Wow. I started out talking about Oculus didn’t I?
I guess where I’m rambling around to is this. I never made it to my second game of Wintergrasp last night. I didn’t finish all of my dailies. After that slow and steady slog through Oculus I had had enough and decided to log for the night. Sure, I was a little disappointed that I was going to have to wait another day to buy those shoulders and even longer to finish hitting the level cap, but you know what? Who cares.
This game is supposed to be a social one. It requires players to join together to solve problems and overcome the bad guys. While I know the in game reality isn’t as stark and awful as Trade Chat might make it out to be, it’s getting close. As gamers do we need to reacquaint ourselves with things like “the Golden Rule” or the “Rule of Three“?
We live in this shared world that allows us to transcend so many of the more limiting constraints of real life. In game we’re strong, famous, powerful, beautiful. Yet for all of that digital majesty we seem to be getting uglier inside.

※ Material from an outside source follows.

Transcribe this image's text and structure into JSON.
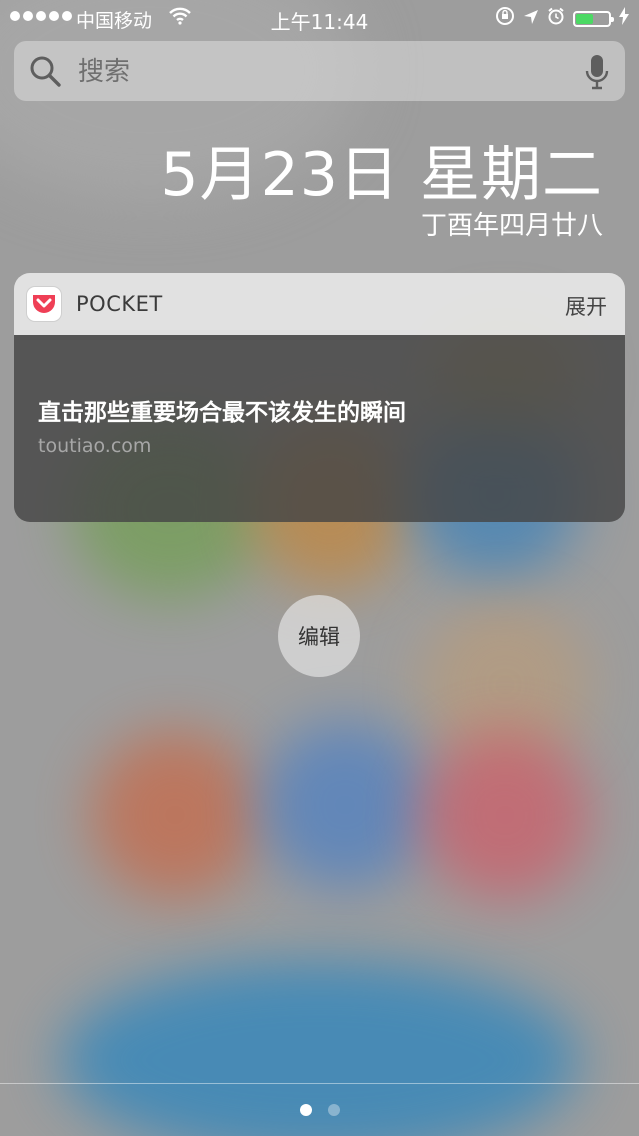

Is it so hard to take a moment and give back to the game and the other people in it?
Sure, maybe worrying about this kind of thing makes me a hopeless care-bear, but I don’t think so. Lets face it. We can either treat each other and the game with a little respect, or we can watch subscriptions slowly dwindle away until no one is left but the egoists and elitists preening for one another in Dalaran.
And boy…wouldn’t that be fun.